Problem description.
Write out the data that follows exactly, keeping every picture out.

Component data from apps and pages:
[Start of section]

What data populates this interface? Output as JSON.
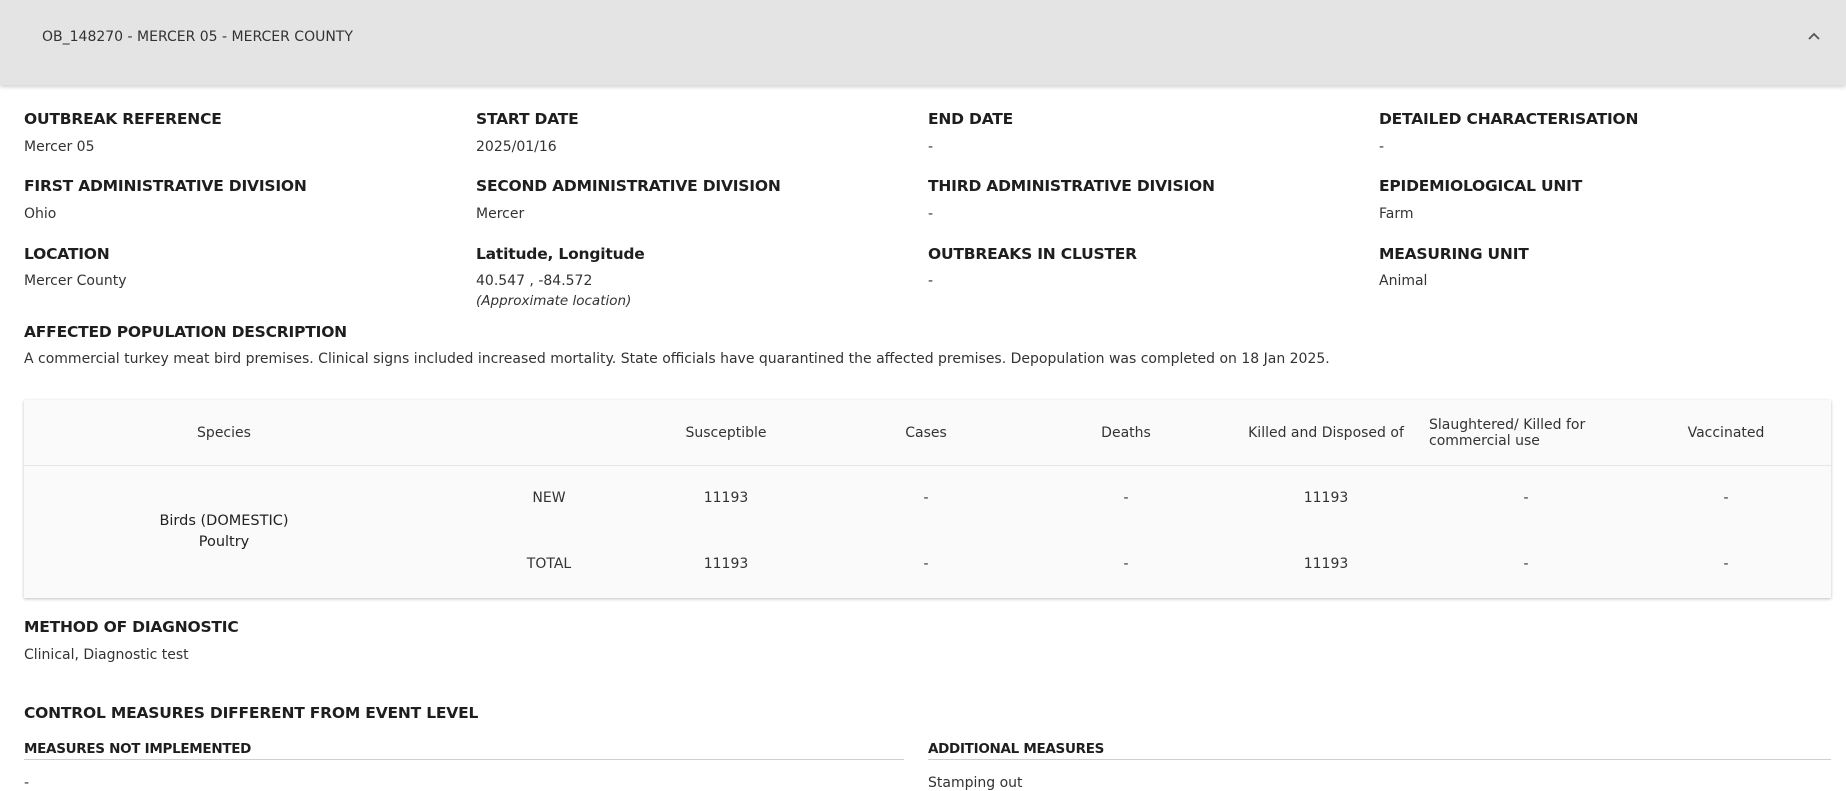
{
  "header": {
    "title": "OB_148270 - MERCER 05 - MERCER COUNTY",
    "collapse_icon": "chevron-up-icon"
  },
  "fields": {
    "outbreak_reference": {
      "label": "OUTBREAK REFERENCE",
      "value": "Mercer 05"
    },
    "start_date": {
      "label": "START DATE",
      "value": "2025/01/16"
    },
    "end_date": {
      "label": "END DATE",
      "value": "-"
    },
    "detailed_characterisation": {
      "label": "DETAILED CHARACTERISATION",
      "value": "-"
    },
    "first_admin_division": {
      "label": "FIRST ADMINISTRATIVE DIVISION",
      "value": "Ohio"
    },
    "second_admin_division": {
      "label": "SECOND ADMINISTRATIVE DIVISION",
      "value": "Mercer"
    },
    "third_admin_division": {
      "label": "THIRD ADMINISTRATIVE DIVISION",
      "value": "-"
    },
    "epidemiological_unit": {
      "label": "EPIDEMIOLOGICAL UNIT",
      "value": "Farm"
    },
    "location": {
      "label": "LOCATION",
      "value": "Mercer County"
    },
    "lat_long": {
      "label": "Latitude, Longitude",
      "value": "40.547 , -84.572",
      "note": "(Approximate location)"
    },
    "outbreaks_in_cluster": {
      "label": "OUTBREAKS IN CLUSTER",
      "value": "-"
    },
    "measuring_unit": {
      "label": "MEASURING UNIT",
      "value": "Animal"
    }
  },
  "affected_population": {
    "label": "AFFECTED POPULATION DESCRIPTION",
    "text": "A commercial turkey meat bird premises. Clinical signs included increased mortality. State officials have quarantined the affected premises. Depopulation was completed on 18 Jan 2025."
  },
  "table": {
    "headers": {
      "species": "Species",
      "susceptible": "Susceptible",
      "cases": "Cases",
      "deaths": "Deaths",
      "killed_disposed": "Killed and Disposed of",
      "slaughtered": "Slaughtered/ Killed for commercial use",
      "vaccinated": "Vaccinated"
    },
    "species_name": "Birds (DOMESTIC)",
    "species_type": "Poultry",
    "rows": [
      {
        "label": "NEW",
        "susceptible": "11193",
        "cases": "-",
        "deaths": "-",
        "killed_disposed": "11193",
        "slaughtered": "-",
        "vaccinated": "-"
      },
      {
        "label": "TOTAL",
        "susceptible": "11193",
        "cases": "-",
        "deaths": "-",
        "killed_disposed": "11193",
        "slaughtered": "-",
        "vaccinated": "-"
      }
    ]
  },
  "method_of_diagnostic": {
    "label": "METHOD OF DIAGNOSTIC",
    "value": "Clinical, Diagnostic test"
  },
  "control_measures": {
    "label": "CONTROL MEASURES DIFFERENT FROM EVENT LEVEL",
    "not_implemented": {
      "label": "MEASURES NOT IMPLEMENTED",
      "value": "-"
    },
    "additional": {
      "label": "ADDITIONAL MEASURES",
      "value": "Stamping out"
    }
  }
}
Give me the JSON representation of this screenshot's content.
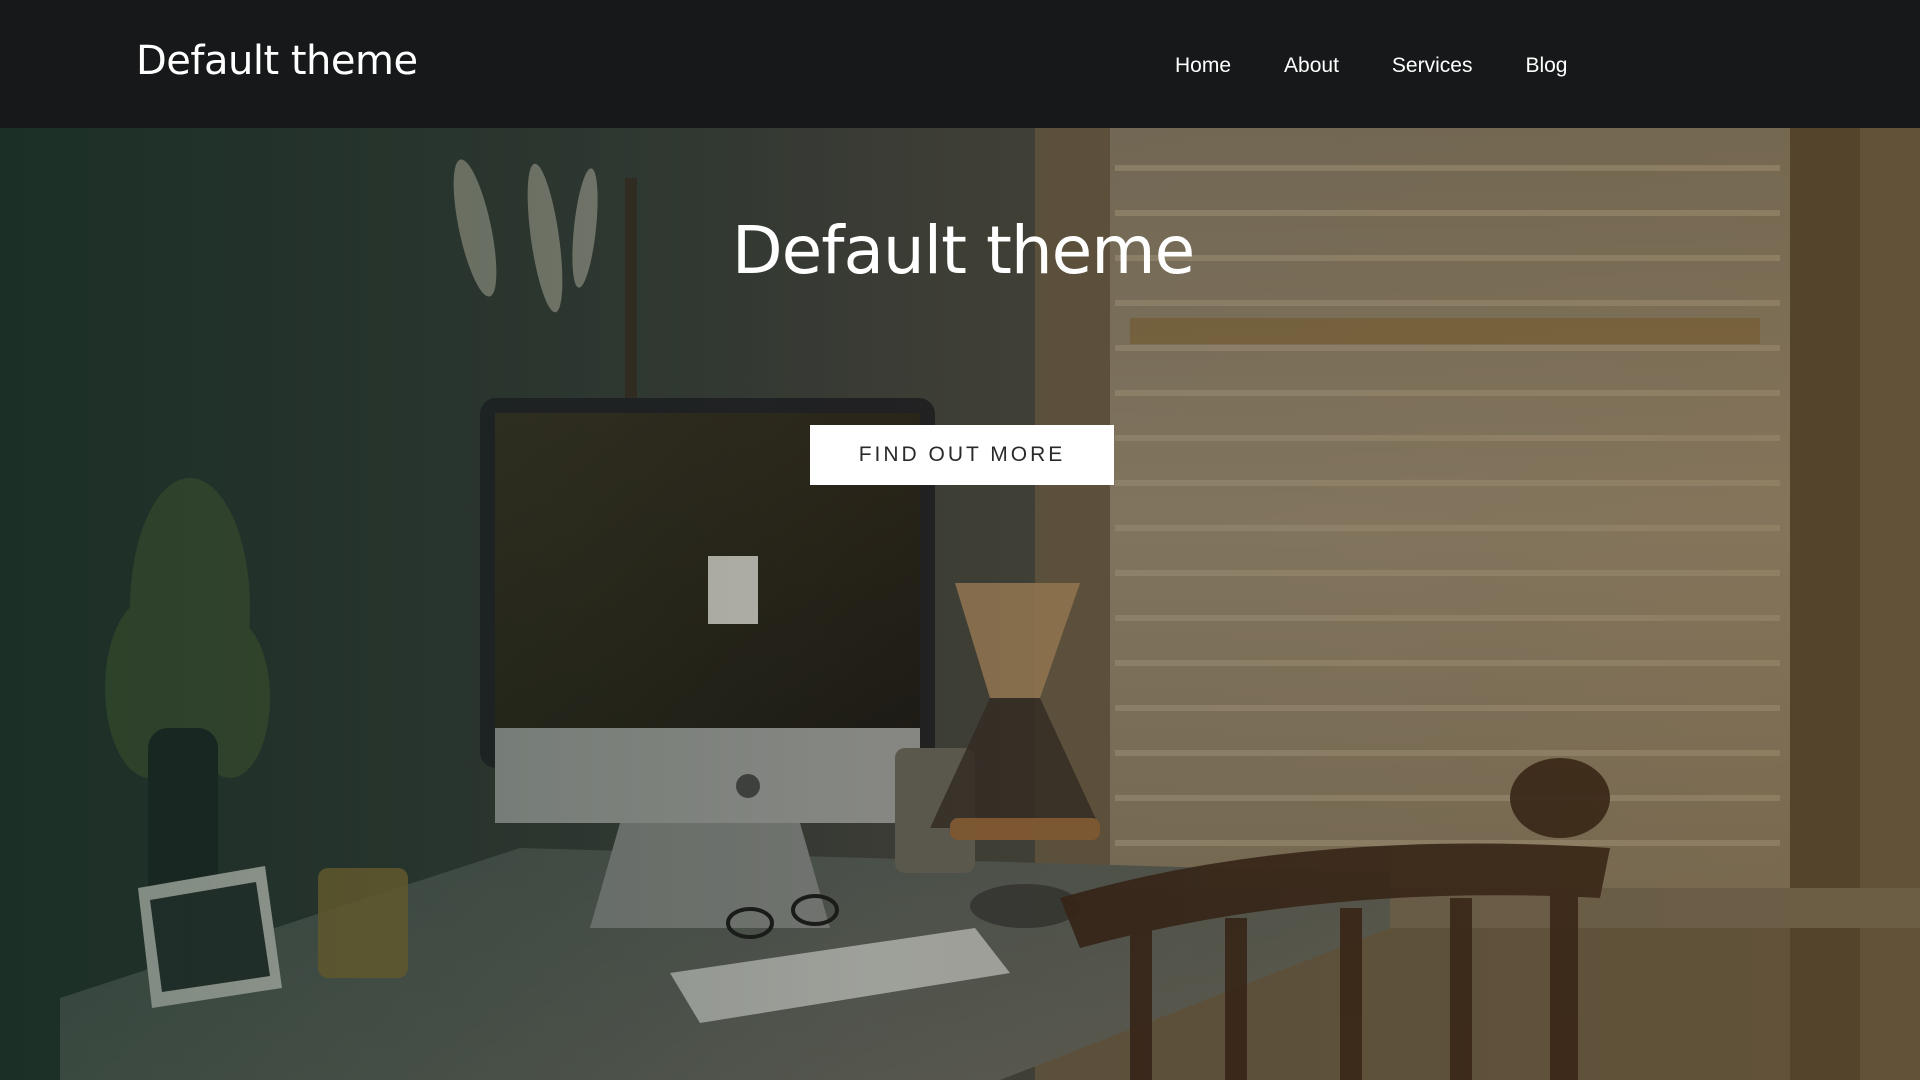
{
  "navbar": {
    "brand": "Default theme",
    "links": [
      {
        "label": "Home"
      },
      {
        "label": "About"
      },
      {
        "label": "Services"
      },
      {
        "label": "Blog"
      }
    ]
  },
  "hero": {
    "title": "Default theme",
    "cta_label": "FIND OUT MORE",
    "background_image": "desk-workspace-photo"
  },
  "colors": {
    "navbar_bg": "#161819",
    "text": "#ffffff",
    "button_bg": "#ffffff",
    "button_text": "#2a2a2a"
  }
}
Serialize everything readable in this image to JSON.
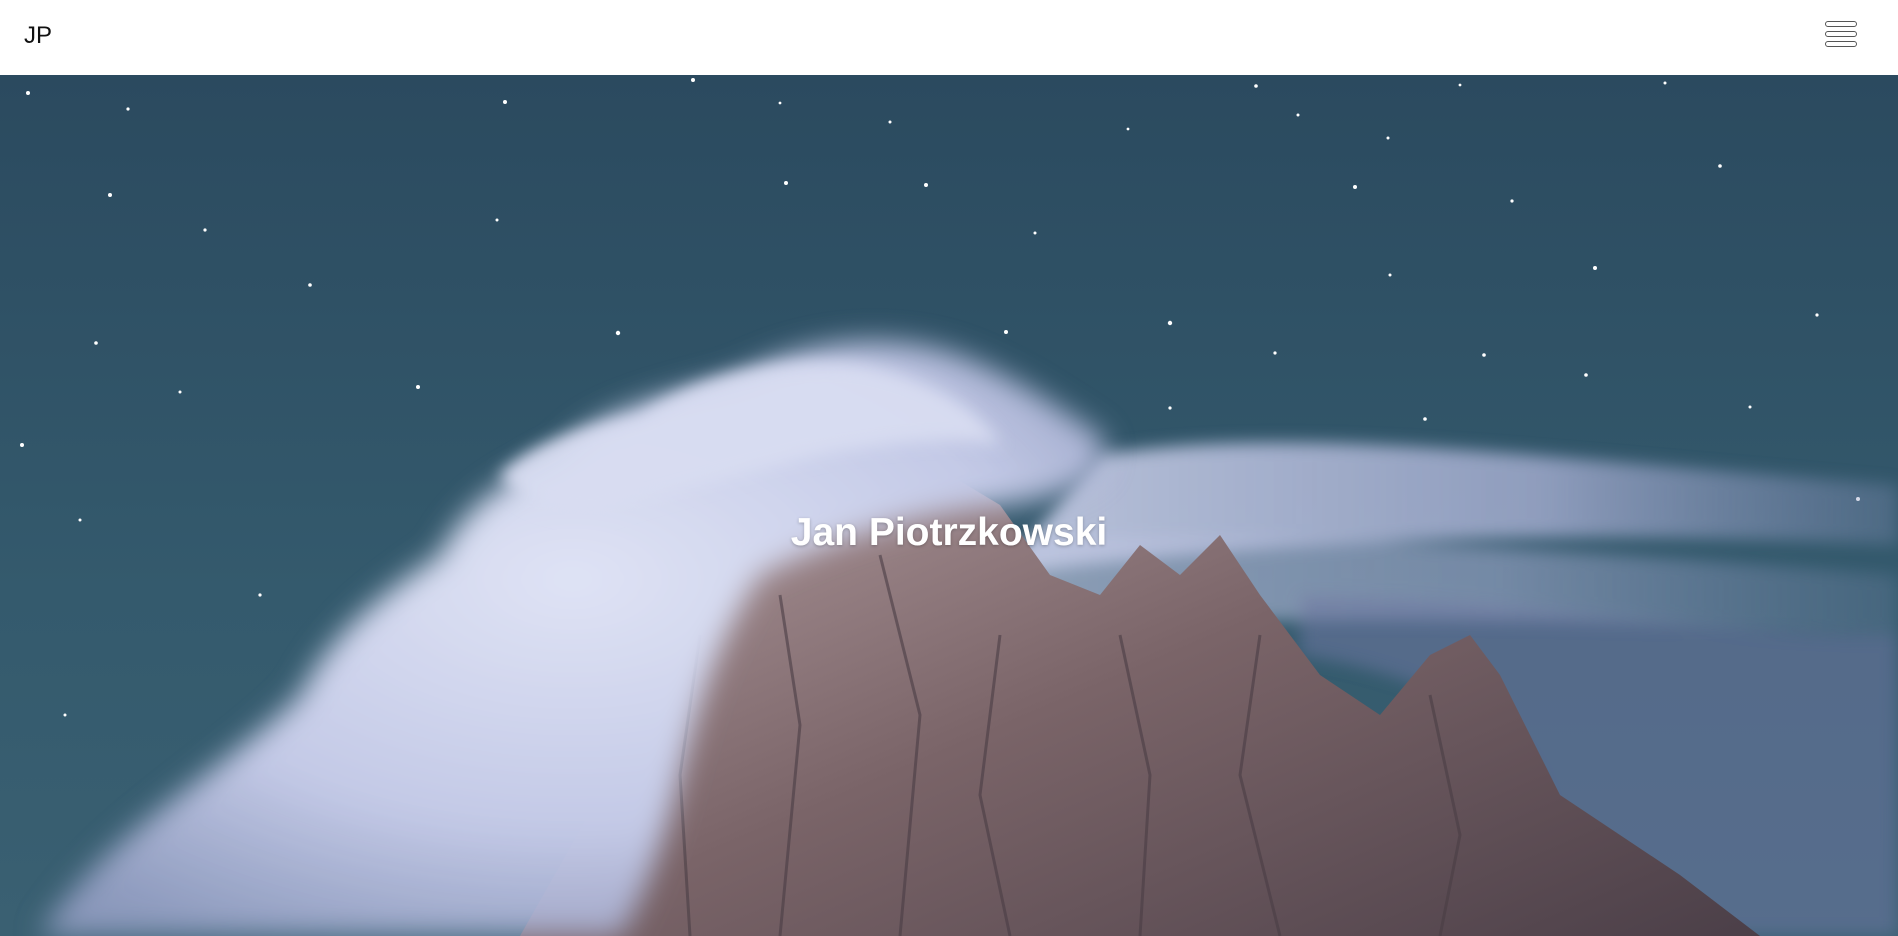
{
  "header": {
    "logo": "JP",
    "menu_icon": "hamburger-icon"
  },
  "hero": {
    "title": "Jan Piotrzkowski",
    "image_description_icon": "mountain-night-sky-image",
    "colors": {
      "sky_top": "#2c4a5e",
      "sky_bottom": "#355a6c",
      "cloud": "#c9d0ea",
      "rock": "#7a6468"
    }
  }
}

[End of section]

Solution below.
What data populates this interface? Output as JSON.
{
  "header": {
    "title": "OB_148270 - MERCER 05 - MERCER COUNTY",
    "collapse_icon": "chevron-up-icon"
  },
  "fields": {
    "outbreak_reference": {
      "label": "OUTBREAK REFERENCE",
      "value": "Mercer 05"
    },
    "start_date": {
      "label": "START DATE",
      "value": "2025/01/16"
    },
    "end_date": {
      "label": "END DATE",
      "value": "-"
    },
    "detailed_characterisation": {
      "label": "DETAILED CHARACTERISATION",
      "value": "-"
    },
    "first_admin_division": {
      "label": "FIRST ADMINISTRATIVE DIVISION",
      "value": "Ohio"
    },
    "second_admin_division": {
      "label": "SECOND ADMINISTRATIVE DIVISION",
      "value": "Mercer"
    },
    "third_admin_division": {
      "label": "THIRD ADMINISTRATIVE DIVISION",
      "value": "-"
    },
    "epidemiological_unit": {
      "label": "EPIDEMIOLOGICAL UNIT",
      "value": "Farm"
    },
    "location": {
      "label": "LOCATION",
      "value": "Mercer County"
    },
    "lat_long": {
      "label": "Latitude, Longitude",
      "value": "40.547 , -84.572",
      "note": "(Approximate location)"
    },
    "outbreaks_in_cluster": {
      "label": "OUTBREAKS IN CLUSTER",
      "value": "-"
    },
    "measuring_unit": {
      "label": "MEASURING UNIT",
      "value": "Animal"
    }
  },
  "affected_population": {
    "label": "AFFECTED POPULATION DESCRIPTION",
    "text": "A commercial turkey meat bird premises. Clinical signs included increased mortality. State officials have quarantined the affected premises. Depopulation was completed on 18 Jan 2025."
  },
  "table": {
    "headers": {
      "species": "Species",
      "susceptible": "Susceptible",
      "cases": "Cases",
      "deaths": "Deaths",
      "killed_disposed": "Killed and Disposed of",
      "slaughtered": "Slaughtered/ Killed for commercial use",
      "vaccinated": "Vaccinated"
    },
    "species_name": "Birds (DOMESTIC)",
    "species_type": "Poultry",
    "rows": [
      {
        "label": "NEW",
        "susceptible": "11193",
        "cases": "-",
        "deaths": "-",
        "killed_disposed": "11193",
        "slaughtered": "-",
        "vaccinated": "-"
      },
      {
        "label": "TOTAL",
        "susceptible": "11193",
        "cases": "-",
        "deaths": "-",
        "killed_disposed": "11193",
        "slaughtered": "-",
        "vaccinated": "-"
      }
    ]
  },
  "method_of_diagnostic": {
    "label": "METHOD OF DIAGNOSTIC",
    "value": "Clinical, Diagnostic test"
  },
  "control_measures": {
    "label": "CONTROL MEASURES DIFFERENT FROM EVENT LEVEL",
    "not_implemented": {
      "label": "MEASURES NOT IMPLEMENTED",
      "value": "-"
    },
    "additional": {
      "label": "ADDITIONAL MEASURES",
      "value": "Stamping out"
    }
  }
}
Give me the JSON representation of this screenshot's content.
{
  "navbar": {
    "brand": "Default theme",
    "links": [
      {
        "label": "Home"
      },
      {
        "label": "About"
      },
      {
        "label": "Services"
      },
      {
        "label": "Blog"
      }
    ]
  },
  "hero": {
    "title": "Default theme",
    "cta_label": "FIND OUT MORE",
    "background_image": "desk-workspace-photo"
  },
  "colors": {
    "navbar_bg": "#161819",
    "text": "#ffffff",
    "button_bg": "#ffffff",
    "button_text": "#2a2a2a"
  }
}
Serialize everything readable in this image to JSON.
{
  "header": {
    "logo": "JP",
    "menu_icon": "hamburger-icon"
  },
  "hero": {
    "title": "Jan Piotrzkowski",
    "image_description_icon": "mountain-night-sky-image",
    "colors": {
      "sky_top": "#2c4a5e",
      "sky_bottom": "#355a6c",
      "cloud": "#c9d0ea",
      "rock": "#7a6468"
    }
  }
}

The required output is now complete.